Aidee Ladnier said...

Oh how I miss quilting....I can definitely empathize.

--Angelia

Suzanne Johnson said...

@Liz...It was only recently that I realized I'd become a workaholic, or a deadline junkie, or something like that. I'm trying to force myself to go slowly into the next project by picking an occupation I have to research...marine salvage!

@Aw, Miki...Sounds like you need some time to relax, too. It seems as if everything falls on you at once sometimes, doesn't it? Hang in there!

@Angelia....I do miss quilting! I loved doing paper-piecing, where hundreds or thousands of tiny pieces all fit together to form intricate pictures or patterns. Sigh. Very time-consuming, though!

Eva Millien said...

Piddling or lollygagging around is a very necessary part of life. It is a great stress reliever and helps blank your mind, so when you go back to the other important stuff, it's a lot easier to get back in the grove.

M.V.Freeman said...

OH my--well.

I tend to watch movies. Lots of them. And I read anything I get my hands on.

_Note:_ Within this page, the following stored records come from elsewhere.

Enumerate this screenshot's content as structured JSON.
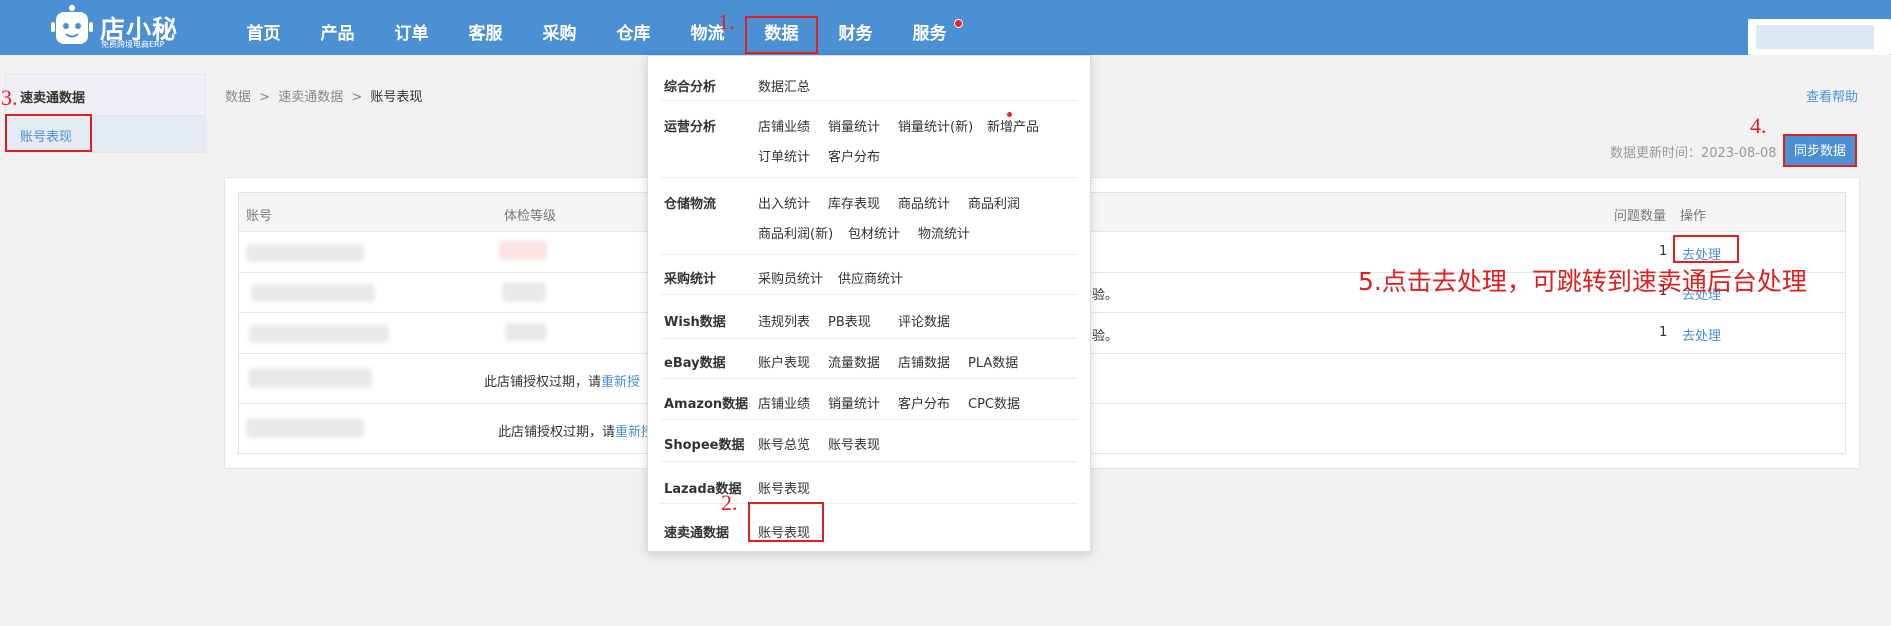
{
  "topbar": {
    "logo": {
      "title": "店小秘",
      "subtitle": "免费跨境电商ERP"
    },
    "nav": [
      {
        "label": "首页"
      },
      {
        "label": "产品"
      },
      {
        "label": "订单"
      },
      {
        "label": "客服"
      },
      {
        "label": "采购"
      },
      {
        "label": "仓库"
      },
      {
        "label": "物流"
      },
      {
        "label": "数据",
        "active": true
      },
      {
        "label": "财务"
      },
      {
        "label": "服务",
        "has_dot": true
      }
    ]
  },
  "sidebar": {
    "title": "速卖通数据",
    "items": [
      {
        "label": "账号表现",
        "active": true
      }
    ]
  },
  "breadcrumb": {
    "items": [
      "数据",
      "速卖通数据",
      "账号表现"
    ],
    "separator": ">"
  },
  "header": {
    "help_link": "查看帮助",
    "update_label": "数据更新时间：",
    "update_date": "2023-08-08",
    "sync_button": "同步数据"
  },
  "table": {
    "columns": {
      "account": "账号",
      "level": "体检等级",
      "issues": "问题数量",
      "actions": "操作"
    },
    "rows": [
      {
        "partial_text": "",
        "issues": "1",
        "action": "去处理"
      },
      {
        "partial_text": "验。",
        "issues": "1",
        "action": "去处理"
      },
      {
        "partial_text": "验。",
        "issues": "1",
        "action": "去处理"
      },
      {
        "auth_text": "此店铺授权过期，请",
        "auth_link": "重新授"
      },
      {
        "auth_text": "此店铺授权过期，请",
        "auth_link": "重新授"
      }
    ]
  },
  "dropdown": {
    "sections": [
      {
        "category": "综合分析",
        "lines": [
          [
            "数据汇总"
          ]
        ]
      },
      {
        "category": "运营分析",
        "lines": [
          [
            "店铺业绩",
            "销量统计",
            "销量统计(新)",
            "新增产品"
          ],
          [
            "订单统计",
            "客户分布"
          ]
        ]
      },
      {
        "category": "仓储物流",
        "lines": [
          [
            "出入统计",
            "库存表现",
            "商品统计",
            "商品利润"
          ],
          [
            "商品利润(新)",
            "包材统计",
            "物流统计"
          ]
        ]
      },
      {
        "category": "采购统计",
        "lines": [
          [
            "采购员统计",
            "供应商统计"
          ]
        ]
      },
      {
        "category": "Wish数据",
        "lines": [
          [
            "违规列表",
            "PB表现",
            "评论数据"
          ]
        ]
      },
      {
        "category": "eBay数据",
        "lines": [
          [
            "账户表现",
            "流量数据",
            "店铺数据",
            "PLA数据"
          ]
        ]
      },
      {
        "category": "Amazon数据",
        "lines": [
          [
            "店铺业绩",
            "销量统计",
            "客户分布",
            "CPC数据"
          ]
        ]
      },
      {
        "category": "Shopee数据",
        "lines": [
          [
            "账号总览",
            "账号表现"
          ]
        ]
      },
      {
        "category": "Lazada数据",
        "lines": [
          [
            "账号表现"
          ]
        ]
      },
      {
        "category": "速卖通数据",
        "lines": [
          [
            "账号表现"
          ]
        ]
      }
    ]
  },
  "annotations": {
    "step1": "1.",
    "step2": "2.",
    "step3": "3.",
    "step4": "4.",
    "step5": "5.点击去处理，可跳转到速卖通后台处理"
  },
  "colors": {
    "brand": "#4a90d2",
    "annotation": "#e02020",
    "link": "#4a90d2"
  }
}
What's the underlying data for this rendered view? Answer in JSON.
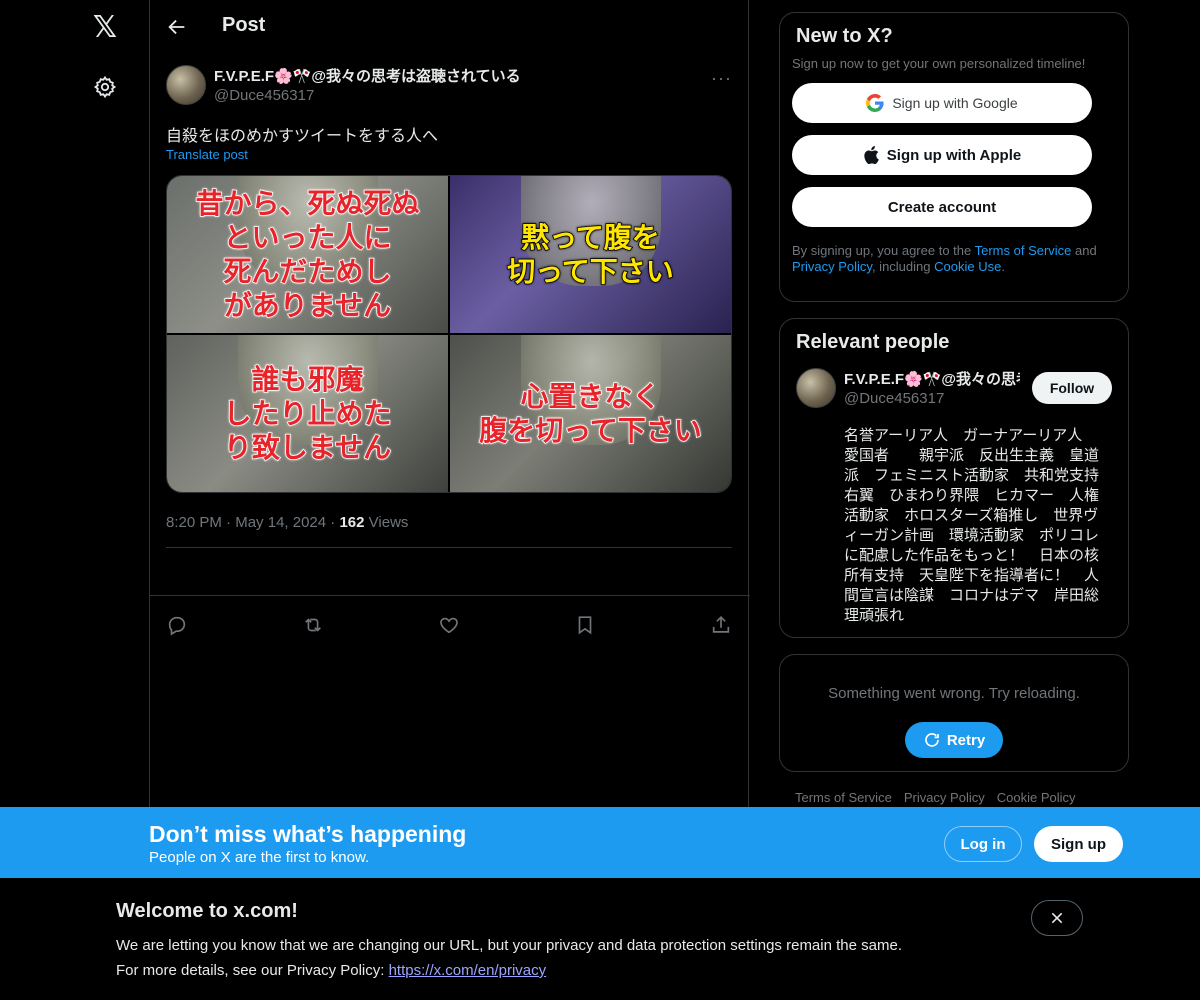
{
  "header": {
    "title": "Post"
  },
  "post": {
    "author_name": "F.V.P.E.F🌸🎌@我々の思考は盗聴されている",
    "author_handle": "@Duce456317",
    "more": "···",
    "text": "自殺をほのめかすツイートをする人へ",
    "translate": "Translate post",
    "images": [
      {
        "caption": "昔から、死ぬ死ぬ\nといった人に\n死んだためし\nがありません"
      },
      {
        "caption": "黙って腹を\n切って下さい"
      },
      {
        "caption": "誰も邪魔\nしたり止めた\nり致しません"
      },
      {
        "caption": "心置きなく\n腹を切って下さい"
      }
    ],
    "time": "8:20 PM",
    "date": "May 14, 2024",
    "views_count": "162",
    "views_label": "Views",
    "sep": "·"
  },
  "signup_card": {
    "title": "New to X?",
    "subtitle": "Sign up now to get your own personalized timeline!",
    "google": "Sign up with Google",
    "apple": "Sign up with Apple",
    "create": "Create account",
    "legal_pre": "By signing up, you agree to the ",
    "terms": "Terms of Service",
    "legal_and": " and ",
    "privacy": "Privacy Policy",
    "legal_mid": ", including ",
    "cookie": "Cookie Use",
    "legal_end": "."
  },
  "relevant": {
    "title": "Relevant people",
    "name": "F.V.P.E.F🌸🎌@我々の思考は盗聴されている",
    "handle": "@Duce456317",
    "follow": "Follow",
    "bio": "名誉アーリア人　ガーナアーリア人　愛国者　　親宇派　反出生主義　皇道派　フェミニスト活動家　共和党支持　右翼　ひまわり界隈　ヒカマー　人権活動家　ホロスターズ箱推し　世界ヴィーガン計画　環境活動家　ポリコレに配慮した作品をもっと！　日本の核所有支持　天皇陛下を指導者に！　人間宣言は陰謀　コロナはデマ　岸田総理頑張れ"
  },
  "error_card": {
    "text": "Something went wrong. Try reloading.",
    "retry": "Retry"
  },
  "footer": {
    "terms": "Terms of Service",
    "privacy": "Privacy Policy",
    "cookie": "Cookie Policy"
  },
  "signup_bar": {
    "title": "Don’t miss what’s happening",
    "subtitle": "People on X are the first to know.",
    "login": "Log in",
    "signup": "Sign up"
  },
  "welcome": {
    "title": "Welcome to x.com!",
    "line1": "We are letting you know that we are changing our URL, but your privacy and data protection settings remain the same.",
    "line2_pre": "For more details, see our Privacy Policy: ",
    "link": "https://x.com/en/privacy"
  },
  "icons": {
    "logo": "x-logo-icon",
    "settings": "gear-icon",
    "back": "back-arrow-icon",
    "reply": "reply-icon",
    "repost": "repost-icon",
    "like": "heart-icon",
    "bookmark": "bookmark-icon",
    "share": "share-icon",
    "retry": "refresh-icon",
    "close": "close-icon"
  },
  "colors": {
    "accent": "#1d9bf0",
    "background": "#000000",
    "text": "#e7e9ea",
    "muted": "#71767b",
    "border": "#2f3336"
  }
}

And I think about washing the floor. Note I said think.

My piddling is still alive and well unfortunately...

And reading about your schedule still makes me break out in hives...

Suzanne Johnson said...

@Eva--I agree. And I did pretty well tonight. I went to my local "writing circle," but we do more circling than writing so it was relaxing, at least :-)

@MV...I swear, I don't have enough attention span left to watch a movie. Last week I wandered off about halfway through "Warhorse," which is the closest I've gotten to actually watching an entire movie in about three or four years. Sad....

Louisa Cornell said...

The hardest thing for me to do is to give myself permission to piddle! And I do think a little piddling is good for the soul. With requests for three different novels in the past few months - revising, editing, submitting at various speeds on each I don't feel I can justify piddling. A few weeks ago I got really stressed about it all so I gave myself a Sunday to piddle. I watched the entire first season of Ripper Street - an AWESOME Victorian London set series starring Matthew MacFadyen! I cannot WAIT for season two! And I read some of the books on the TBR stack from hell. I bathed dogs. (relaxes me. Them? Not so much.) I am afraid at this point I have to schedule my piddling!

bn100 said...

watch movies

Cari Hislop said...

To Suzanne...it's been interesting to read all sorts of genres (nothing more mentally taxing than a picture book on vampires). It's reminded me that I love certain types of stories. The other day I finished watching the second half of Catherine Cookson's The Dwelling Place on tv (for the umpteenth time) and had to order the book. Why do some stories haunt us more than others? I've no idea. I hope it comes soon.

To Louisa: I so hope you sell all three books! How exciting. Your posts have been making me laugh for several years now. I can't wait to read one of your Regencies!!! :)